The electrical current drive signals and resulting actuator extension will now be described with reference to FIGS. 5a, 5b, 6a, 6b, 7a and 7b. First, FIG. 5b shows a typical electrical current drive waveform used in prior art actuators. The waveform is a continuous current waveform which increases rapidly to its peak value and then decreases to a non-zero idle current level which then drops off to zero current. The corresponding mechanical extension of the actuator is shown in FIG. 5a. As the drive current increases (region A), the actuator extension increases until it reaches maximum extension because the large current rapidly heats the working fluid to quickly produce a gas that applies pressure to the actuator piston. The current waveform then drops to an idle current level (region B) which maintains the temperature of the gas and keeps the actuator fully extended at a fixed, unchanging extension. Finally, the current waveform drops to zero (region C) at which time the gas cools and the actuator begins to retract.

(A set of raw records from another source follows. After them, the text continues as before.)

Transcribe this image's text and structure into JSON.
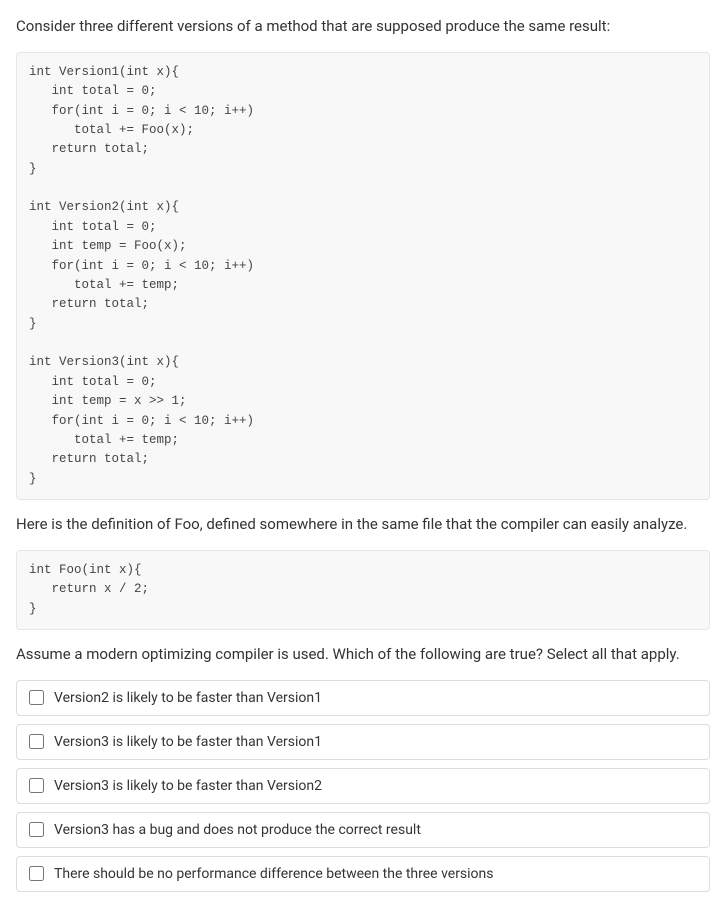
{
  "intro": "Consider three different versions of a method that are supposed produce the same result:",
  "code1": "int Version1(int x){\n   int total = 0;\n   for(int i = 0; i < 10; i++)\n      total += Foo(x);\n   return total;\n}\n\nint Version2(int x){\n   int total = 0;\n   int temp = Foo(x);\n   for(int i = 0; i < 10; i++)\n      total += temp;\n   return total;\n}\n\nint Version3(int x){\n   int total = 0;\n   int temp = x >> 1;\n   for(int i = 0; i < 10; i++)\n      total += temp;\n   return total;\n}",
  "mid": "Here is the definition of Foo, defined somewhere in the same file that the compiler can easily analyze.",
  "code2": "int Foo(int x){\n   return x / 2;\n}",
  "prompt": "Assume a modern optimizing compiler is used. Which of the following are true? Select all that apply.",
  "options": [
    "Version2 is likely to be faster than Version1",
    "Version3 is likely to be faster than Version1",
    "Version3 is likely to be faster than Version2",
    "Version3 has a bug and does not produce the correct result",
    "There should be no performance difference between the three versions"
  ]
}
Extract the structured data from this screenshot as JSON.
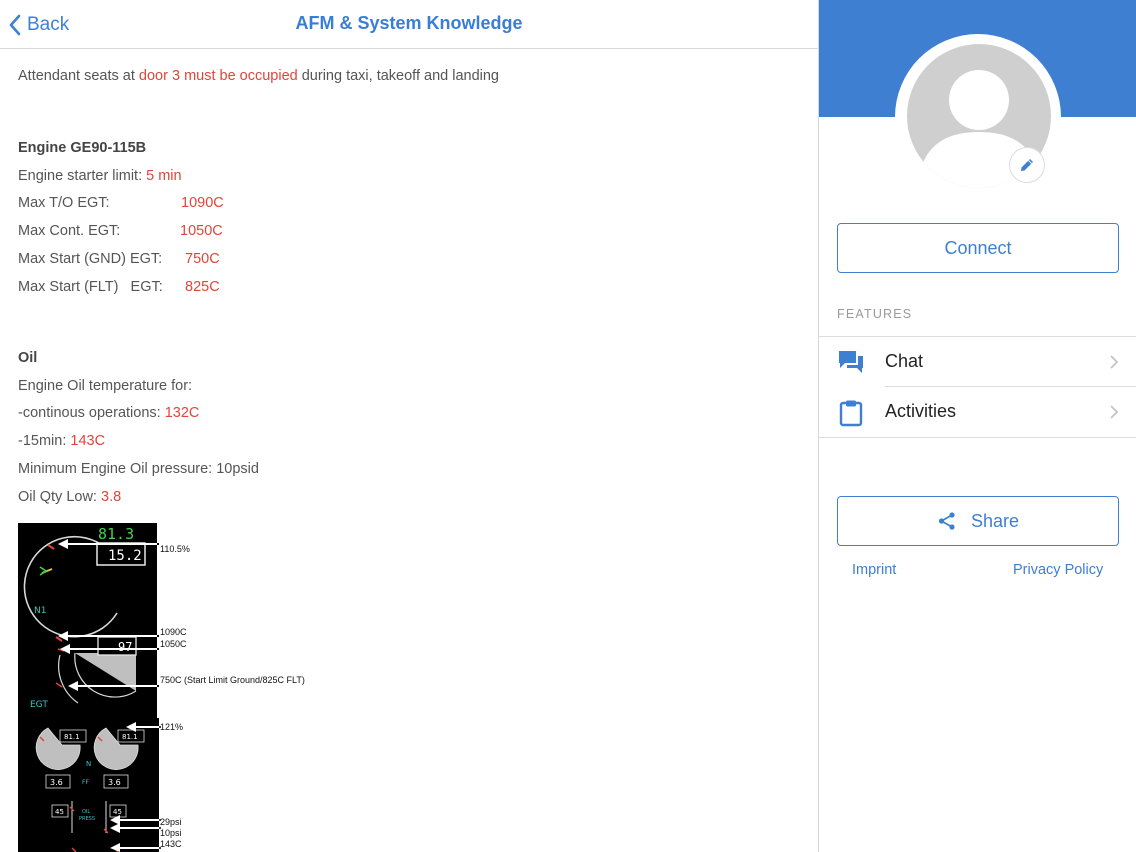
{
  "nav": {
    "back_label": "Back",
    "title": "AFM & System Knowledge"
  },
  "content": {
    "attendant": {
      "prefix": "Attendant seats at ",
      "highlight": "door 3 must be occupied",
      "suffix": " during taxi, takeoff and landing"
    },
    "engine": {
      "heading": "Engine GE90-115B",
      "starter_label": "Engine starter limit: ",
      "starter_value": "5 min",
      "limits": [
        {
          "label": "Max T/O EGT:",
          "value": "1090C"
        },
        {
          "label": "Max Cont. EGT:",
          "value": "1050C"
        },
        {
          "label": "Max Start (GND) EGT:",
          "value": "750C"
        },
        {
          "label": "Max Start (FLT)   EGT:",
          "value": "825C"
        }
      ]
    },
    "oil": {
      "heading": "Oil",
      "temp_intro": "Engine Oil temperature for:",
      "continuous_label": "-continous operations: ",
      "continuous_value": "132C",
      "min15_label": "-15min: ",
      "min15_value": "143C",
      "min_pressure": "Minimum Engine Oil pressure: 10psid",
      "qty_label": "Oil Qty Low: ",
      "qty_value": "3.8"
    }
  },
  "diagram": {
    "n1_readout": "81.3",
    "n1_box": "15.2",
    "n1_label": "N1",
    "egt_box": "97",
    "egt_label": "EGT",
    "small_n1_left": "81.1",
    "small_n1_right": "81.1",
    "small_n_label": "N",
    "qty_left": "3.6",
    "qty_right": "3.6",
    "qty_label": "FF",
    "press_left": "45",
    "press_right": "45",
    "press_label_1": "OIL",
    "press_label_2": "PRESS",
    "annotations": {
      "n1_max": "110.5%",
      "egt_to": "1090C",
      "egt_cont": "1050C",
      "egt_start": "750C (Start Limit Ground/825C FLT)",
      "n2_max": "121%",
      "psi_1": "29psi",
      "psi_2": "10psi",
      "temp": "143C"
    }
  },
  "sidebar": {
    "connect_label": "Connect",
    "features_label": "FEATURES",
    "items": [
      {
        "label": "Chat",
        "icon": "chat-icon"
      },
      {
        "label": "Activities",
        "icon": "clipboard-icon"
      }
    ],
    "share_label": "Share",
    "imprint_label": "Imprint",
    "privacy_label": "Privacy Policy"
  },
  "colors": {
    "accent": "#3e7fd1",
    "highlight": "#e0453a"
  }
}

In the actuator of the present invention, an exemplary drive current waveform and resulting actuator extension are shown in FIGS. 6b and 6a, respectively. As shown in FIG. 6b, the electrical current drive waveform is a PWM signal having varying width pulses. Initially, the pulses are relatively wide (region A) in order to heat the working fluid in to a gas and extend the actuator. Once the actuator has been extended to the desired extension, the pulses become relatively narrow (region B), since all that is required is to maintain the temperature of the gas and keep the actuator in its extended state. Finally, when the pulses are turned off (region C), the gas cools and the actuator retracts. The specific widths of the region A pulses and the region B pulses are used to control the amount of extension of the actuator. For example, the pulses of FIG. 6b which have a width of approximately 2.5 milliseconds result in a 3 millimeter(mm) actuator extension, as shown in FIG. 6a. Similarly, larger width pulses (FIG. 7b), having a width of approximately 3.0 milliseconds result in a larger actuator extension of 5 mm (FIG. 7a). In this way, the actuator may be extended to any desired extension by controlling the pulse width of the PWM electrical current drive waveform.
FIG. 8 illustrates the actuator movement as a function of the user-settable control signal. In FIG. 8, the user-settable control signal is specified as a voltage signal, which may be achieved using, for example, a potentiometer to convert the user-settable control signal into a corresponding voltage signal. The resulting actuator movement is indicated in millimeters. As can be seen in FIG. 8, the actuator of the present invention is a substantially linear device across a wide input signal range, i.e., in the range of approximately 2-3 volts, the actuator movement is a linear function of the user-settable control signal.
Actuators according to the present invention are accurate and easy to use. They can be particularly effective where the actuator rod is used to control the position of a blend-air door in a climate control device, such as that in the heating and air conditioning unit of a motor vehicle.
While the invention has been particularly shown and described with reference to a preferred embodiment thereof, it will be understood by those skilled in the art that various changes in form and details may be made therein without departing from the spirit and scope of the invention.